> WHAT YOU WILL DO:
Your answer should be one number: the count of lines in the data below that include "temps".

Entries from a dataset of interfaces:
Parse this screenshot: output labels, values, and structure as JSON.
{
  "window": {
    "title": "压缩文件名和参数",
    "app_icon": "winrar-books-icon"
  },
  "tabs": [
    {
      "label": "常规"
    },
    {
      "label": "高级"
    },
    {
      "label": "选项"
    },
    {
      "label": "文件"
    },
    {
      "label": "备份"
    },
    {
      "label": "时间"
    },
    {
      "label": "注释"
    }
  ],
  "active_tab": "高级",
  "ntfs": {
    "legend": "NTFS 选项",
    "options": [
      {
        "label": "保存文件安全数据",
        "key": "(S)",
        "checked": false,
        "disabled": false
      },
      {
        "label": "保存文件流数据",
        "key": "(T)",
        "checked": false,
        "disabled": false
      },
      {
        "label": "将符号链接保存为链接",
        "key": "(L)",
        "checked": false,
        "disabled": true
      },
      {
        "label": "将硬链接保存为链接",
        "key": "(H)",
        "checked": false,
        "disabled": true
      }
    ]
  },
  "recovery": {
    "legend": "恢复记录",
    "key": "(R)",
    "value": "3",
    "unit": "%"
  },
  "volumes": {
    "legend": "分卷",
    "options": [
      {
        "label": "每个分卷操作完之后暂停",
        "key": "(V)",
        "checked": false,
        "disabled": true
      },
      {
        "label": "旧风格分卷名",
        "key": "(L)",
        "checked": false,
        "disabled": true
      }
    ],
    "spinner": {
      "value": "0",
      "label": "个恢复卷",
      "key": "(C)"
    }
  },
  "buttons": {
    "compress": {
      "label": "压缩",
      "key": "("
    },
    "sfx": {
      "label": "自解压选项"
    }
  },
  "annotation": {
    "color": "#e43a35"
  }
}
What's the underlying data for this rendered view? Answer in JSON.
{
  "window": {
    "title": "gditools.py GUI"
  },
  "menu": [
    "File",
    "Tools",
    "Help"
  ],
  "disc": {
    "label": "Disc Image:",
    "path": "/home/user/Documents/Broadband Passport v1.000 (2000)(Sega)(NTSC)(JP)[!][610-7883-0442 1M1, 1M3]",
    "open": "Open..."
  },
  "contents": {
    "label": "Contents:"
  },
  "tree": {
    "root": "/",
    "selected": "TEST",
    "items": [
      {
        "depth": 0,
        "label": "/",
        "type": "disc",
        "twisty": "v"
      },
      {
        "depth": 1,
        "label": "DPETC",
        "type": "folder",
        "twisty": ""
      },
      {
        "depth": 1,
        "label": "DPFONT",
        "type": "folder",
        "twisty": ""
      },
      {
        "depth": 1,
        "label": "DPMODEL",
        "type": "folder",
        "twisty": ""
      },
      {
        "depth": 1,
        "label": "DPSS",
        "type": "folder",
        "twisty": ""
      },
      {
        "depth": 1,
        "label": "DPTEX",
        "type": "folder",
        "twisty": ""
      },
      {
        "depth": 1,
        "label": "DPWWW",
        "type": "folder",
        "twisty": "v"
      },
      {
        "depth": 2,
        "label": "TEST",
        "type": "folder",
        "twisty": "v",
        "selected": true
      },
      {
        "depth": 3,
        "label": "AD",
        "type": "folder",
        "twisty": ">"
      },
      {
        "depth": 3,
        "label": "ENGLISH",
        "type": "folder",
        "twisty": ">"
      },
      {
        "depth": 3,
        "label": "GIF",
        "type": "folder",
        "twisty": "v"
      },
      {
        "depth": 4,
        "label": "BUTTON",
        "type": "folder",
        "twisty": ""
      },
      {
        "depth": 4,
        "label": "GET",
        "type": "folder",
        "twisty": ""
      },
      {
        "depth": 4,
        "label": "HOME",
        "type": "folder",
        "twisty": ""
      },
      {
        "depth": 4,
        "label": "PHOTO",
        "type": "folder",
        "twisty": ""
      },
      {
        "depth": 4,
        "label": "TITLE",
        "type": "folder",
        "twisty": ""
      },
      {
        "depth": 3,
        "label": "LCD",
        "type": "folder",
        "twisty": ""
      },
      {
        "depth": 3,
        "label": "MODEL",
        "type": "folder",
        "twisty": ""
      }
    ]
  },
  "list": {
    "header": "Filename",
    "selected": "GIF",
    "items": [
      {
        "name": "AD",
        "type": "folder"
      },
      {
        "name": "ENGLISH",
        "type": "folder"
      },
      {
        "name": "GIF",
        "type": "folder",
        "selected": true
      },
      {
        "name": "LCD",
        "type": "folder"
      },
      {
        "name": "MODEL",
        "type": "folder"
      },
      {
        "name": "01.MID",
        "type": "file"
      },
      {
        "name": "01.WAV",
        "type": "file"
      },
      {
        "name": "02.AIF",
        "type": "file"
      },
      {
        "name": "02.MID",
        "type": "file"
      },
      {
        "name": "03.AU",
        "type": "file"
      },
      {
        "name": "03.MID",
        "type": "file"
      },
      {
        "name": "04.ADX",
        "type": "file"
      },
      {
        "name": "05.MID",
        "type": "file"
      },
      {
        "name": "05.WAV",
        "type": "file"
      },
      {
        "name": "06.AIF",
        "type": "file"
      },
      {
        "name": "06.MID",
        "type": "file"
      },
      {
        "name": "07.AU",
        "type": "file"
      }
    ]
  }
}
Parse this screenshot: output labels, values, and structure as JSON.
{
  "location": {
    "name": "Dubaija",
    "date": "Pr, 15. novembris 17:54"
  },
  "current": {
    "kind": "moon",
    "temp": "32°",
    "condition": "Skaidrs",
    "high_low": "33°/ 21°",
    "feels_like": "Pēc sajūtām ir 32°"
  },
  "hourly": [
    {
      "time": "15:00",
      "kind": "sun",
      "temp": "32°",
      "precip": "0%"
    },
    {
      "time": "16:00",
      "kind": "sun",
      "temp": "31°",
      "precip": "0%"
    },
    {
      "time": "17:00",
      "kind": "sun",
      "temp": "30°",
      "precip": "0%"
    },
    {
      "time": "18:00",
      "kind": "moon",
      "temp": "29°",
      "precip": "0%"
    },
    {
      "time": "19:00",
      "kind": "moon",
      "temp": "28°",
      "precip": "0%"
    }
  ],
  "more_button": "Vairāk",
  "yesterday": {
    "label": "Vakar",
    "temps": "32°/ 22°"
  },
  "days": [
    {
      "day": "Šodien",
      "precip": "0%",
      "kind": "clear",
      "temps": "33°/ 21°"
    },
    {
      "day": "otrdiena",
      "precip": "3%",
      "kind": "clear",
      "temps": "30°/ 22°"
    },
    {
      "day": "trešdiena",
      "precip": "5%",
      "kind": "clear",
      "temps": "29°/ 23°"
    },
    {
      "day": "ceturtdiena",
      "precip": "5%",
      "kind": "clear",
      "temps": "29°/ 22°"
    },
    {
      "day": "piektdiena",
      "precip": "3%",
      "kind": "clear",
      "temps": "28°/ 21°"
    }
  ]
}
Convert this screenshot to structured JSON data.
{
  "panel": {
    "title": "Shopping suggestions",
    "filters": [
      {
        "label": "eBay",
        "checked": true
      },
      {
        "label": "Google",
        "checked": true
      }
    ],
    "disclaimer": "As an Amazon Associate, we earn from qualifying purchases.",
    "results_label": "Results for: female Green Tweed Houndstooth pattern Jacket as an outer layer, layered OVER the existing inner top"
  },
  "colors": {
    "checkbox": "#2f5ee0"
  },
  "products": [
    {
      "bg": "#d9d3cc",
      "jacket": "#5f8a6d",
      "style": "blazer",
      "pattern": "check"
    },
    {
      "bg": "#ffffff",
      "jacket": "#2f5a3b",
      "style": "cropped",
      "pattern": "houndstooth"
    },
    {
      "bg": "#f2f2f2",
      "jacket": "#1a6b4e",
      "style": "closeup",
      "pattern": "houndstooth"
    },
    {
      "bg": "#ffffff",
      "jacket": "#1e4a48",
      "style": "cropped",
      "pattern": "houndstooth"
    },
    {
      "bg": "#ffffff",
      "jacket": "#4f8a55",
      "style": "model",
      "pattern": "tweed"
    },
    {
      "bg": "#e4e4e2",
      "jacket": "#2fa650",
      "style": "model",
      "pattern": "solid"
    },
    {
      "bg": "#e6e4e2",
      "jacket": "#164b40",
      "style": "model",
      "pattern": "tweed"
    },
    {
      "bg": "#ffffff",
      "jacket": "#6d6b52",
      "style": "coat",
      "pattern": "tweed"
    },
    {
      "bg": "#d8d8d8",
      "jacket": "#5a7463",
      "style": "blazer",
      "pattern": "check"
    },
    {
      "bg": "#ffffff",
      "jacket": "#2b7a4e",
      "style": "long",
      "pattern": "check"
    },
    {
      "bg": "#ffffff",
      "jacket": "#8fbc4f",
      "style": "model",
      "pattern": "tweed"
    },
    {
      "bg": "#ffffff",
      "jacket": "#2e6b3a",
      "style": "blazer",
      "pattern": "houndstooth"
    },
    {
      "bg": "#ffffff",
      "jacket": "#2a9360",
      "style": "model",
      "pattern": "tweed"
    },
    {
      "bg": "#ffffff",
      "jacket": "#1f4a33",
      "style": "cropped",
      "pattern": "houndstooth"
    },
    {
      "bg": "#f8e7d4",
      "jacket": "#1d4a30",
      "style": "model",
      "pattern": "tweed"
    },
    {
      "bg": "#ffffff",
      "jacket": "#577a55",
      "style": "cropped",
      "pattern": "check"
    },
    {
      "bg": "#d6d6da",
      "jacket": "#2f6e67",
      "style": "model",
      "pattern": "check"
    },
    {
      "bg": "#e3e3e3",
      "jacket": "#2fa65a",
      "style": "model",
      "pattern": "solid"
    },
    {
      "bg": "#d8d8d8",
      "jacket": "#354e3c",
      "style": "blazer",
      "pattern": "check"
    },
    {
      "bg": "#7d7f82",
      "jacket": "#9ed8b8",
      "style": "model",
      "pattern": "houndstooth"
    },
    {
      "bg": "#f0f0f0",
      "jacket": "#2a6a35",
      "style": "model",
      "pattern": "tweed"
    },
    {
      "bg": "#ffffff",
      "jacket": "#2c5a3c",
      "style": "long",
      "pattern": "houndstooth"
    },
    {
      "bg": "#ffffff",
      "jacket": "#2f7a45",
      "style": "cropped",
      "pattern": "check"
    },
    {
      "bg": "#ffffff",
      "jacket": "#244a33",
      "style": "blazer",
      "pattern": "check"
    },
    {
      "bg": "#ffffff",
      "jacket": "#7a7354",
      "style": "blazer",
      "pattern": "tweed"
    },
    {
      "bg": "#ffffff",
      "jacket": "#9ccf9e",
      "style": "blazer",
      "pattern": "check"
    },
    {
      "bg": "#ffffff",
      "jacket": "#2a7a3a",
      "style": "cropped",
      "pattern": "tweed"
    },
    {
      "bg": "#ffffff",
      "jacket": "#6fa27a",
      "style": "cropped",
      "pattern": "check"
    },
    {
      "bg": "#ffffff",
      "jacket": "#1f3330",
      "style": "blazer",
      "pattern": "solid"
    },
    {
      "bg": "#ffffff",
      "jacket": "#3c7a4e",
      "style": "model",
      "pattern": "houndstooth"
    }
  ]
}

> ANSWER BOX:
6